Entries from a dataset of interfaces:

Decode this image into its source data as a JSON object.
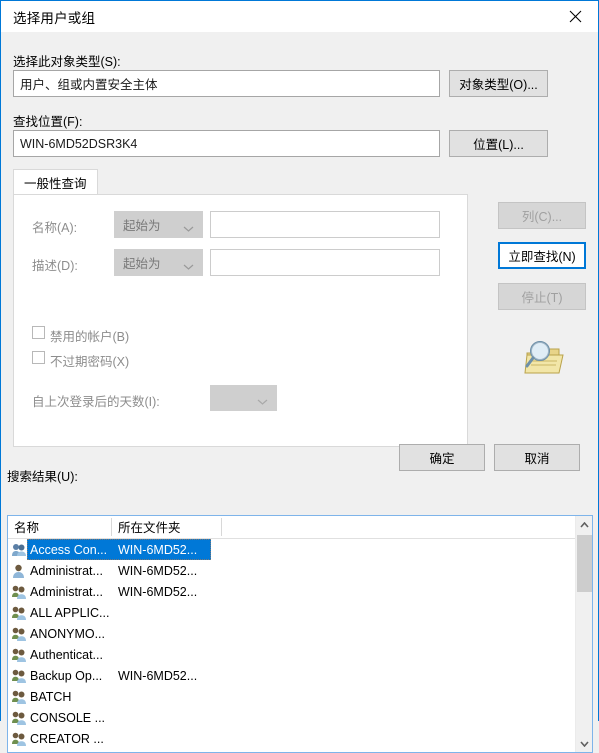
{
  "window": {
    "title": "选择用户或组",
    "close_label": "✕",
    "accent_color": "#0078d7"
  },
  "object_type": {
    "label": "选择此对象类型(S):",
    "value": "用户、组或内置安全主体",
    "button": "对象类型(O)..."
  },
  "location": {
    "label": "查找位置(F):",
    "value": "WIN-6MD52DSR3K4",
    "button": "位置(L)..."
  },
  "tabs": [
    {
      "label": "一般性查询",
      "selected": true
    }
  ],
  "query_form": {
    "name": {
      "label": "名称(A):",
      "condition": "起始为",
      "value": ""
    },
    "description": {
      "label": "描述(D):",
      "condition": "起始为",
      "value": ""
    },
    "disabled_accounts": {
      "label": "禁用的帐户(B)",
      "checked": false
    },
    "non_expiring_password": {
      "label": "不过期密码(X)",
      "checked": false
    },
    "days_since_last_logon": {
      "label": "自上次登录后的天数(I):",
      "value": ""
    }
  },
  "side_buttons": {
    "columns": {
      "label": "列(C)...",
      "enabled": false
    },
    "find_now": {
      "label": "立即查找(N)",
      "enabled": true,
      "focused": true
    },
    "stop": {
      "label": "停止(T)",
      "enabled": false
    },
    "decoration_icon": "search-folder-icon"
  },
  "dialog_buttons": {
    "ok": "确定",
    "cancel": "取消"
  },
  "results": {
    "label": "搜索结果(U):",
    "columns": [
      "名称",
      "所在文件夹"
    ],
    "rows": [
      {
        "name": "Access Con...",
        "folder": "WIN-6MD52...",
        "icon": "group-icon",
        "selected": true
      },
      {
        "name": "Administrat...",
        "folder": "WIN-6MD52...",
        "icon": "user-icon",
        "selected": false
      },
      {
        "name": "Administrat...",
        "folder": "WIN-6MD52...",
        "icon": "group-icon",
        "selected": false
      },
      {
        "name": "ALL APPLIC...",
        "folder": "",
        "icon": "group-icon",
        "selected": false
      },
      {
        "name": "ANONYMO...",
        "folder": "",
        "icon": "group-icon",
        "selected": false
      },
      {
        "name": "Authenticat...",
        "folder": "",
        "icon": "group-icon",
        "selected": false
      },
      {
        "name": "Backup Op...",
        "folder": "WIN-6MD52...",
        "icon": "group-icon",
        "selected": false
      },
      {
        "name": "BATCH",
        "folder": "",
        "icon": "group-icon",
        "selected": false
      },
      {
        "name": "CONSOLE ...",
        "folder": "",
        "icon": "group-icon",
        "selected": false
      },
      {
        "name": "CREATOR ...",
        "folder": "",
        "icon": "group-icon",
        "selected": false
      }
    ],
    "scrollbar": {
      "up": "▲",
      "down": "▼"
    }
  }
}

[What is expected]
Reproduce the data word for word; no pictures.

[Result of the exercise]
Decode this image into its source data as a JSON object.
{
  "window": {
    "title": "选择用户或组",
    "close_label": "✕",
    "accent_color": "#0078d7"
  },
  "object_type": {
    "label": "选择此对象类型(S):",
    "value": "用户、组或内置安全主体",
    "button": "对象类型(O)..."
  },
  "location": {
    "label": "查找位置(F):",
    "value": "WIN-6MD52DSR3K4",
    "button": "位置(L)..."
  },
  "tabs": [
    {
      "label": "一般性查询",
      "selected": true
    }
  ],
  "query_form": {
    "name": {
      "label": "名称(A):",
      "condition": "起始为",
      "value": ""
    },
    "description": {
      "label": "描述(D):",
      "condition": "起始为",
      "value": ""
    },
    "disabled_accounts": {
      "label": "禁用的帐户(B)",
      "checked": false
    },
    "non_expiring_password": {
      "label": "不过期密码(X)",
      "checked": false
    },
    "days_since_last_logon": {
      "label": "自上次登录后的天数(I):",
      "value": ""
    }
  },
  "side_buttons": {
    "columns": {
      "label": "列(C)...",
      "enabled": false
    },
    "find_now": {
      "label": "立即查找(N)",
      "enabled": true,
      "focused": true
    },
    "stop": {
      "label": "停止(T)",
      "enabled": false
    },
    "decoration_icon": "search-folder-icon"
  },
  "dialog_buttons": {
    "ok": "确定",
    "cancel": "取消"
  },
  "results": {
    "label": "搜索结果(U):",
    "columns": [
      "名称",
      "所在文件夹"
    ],
    "rows": [
      {
        "name": "Access Con...",
        "folder": "WIN-6MD52...",
        "icon": "group-icon",
        "selected": true
      },
      {
        "name": "Administrat...",
        "folder": "WIN-6MD52...",
        "icon": "user-icon",
        "selected": false
      },
      {
        "name": "Administrat...",
        "folder": "WIN-6MD52...",
        "icon": "group-icon",
        "selected": false
      },
      {
        "name": "ALL APPLIC...",
        "folder": "",
        "icon": "group-icon",
        "selected": false
      },
      {
        "name": "ANONYMO...",
        "folder": "",
        "icon": "group-icon",
        "selected": false
      },
      {
        "name": "Authenticat...",
        "folder": "",
        "icon": "group-icon",
        "selected": false
      },
      {
        "name": "Backup Op...",
        "folder": "WIN-6MD52...",
        "icon": "group-icon",
        "selected": false
      },
      {
        "name": "BATCH",
        "folder": "",
        "icon": "group-icon",
        "selected": false
      },
      {
        "name": "CONSOLE ...",
        "folder": "",
        "icon": "group-icon",
        "selected": false
      },
      {
        "name": "CREATOR ...",
        "folder": "",
        "icon": "group-icon",
        "selected": false
      }
    ],
    "scrollbar": {
      "up": "▲",
      "down": "▼"
    }
  }
}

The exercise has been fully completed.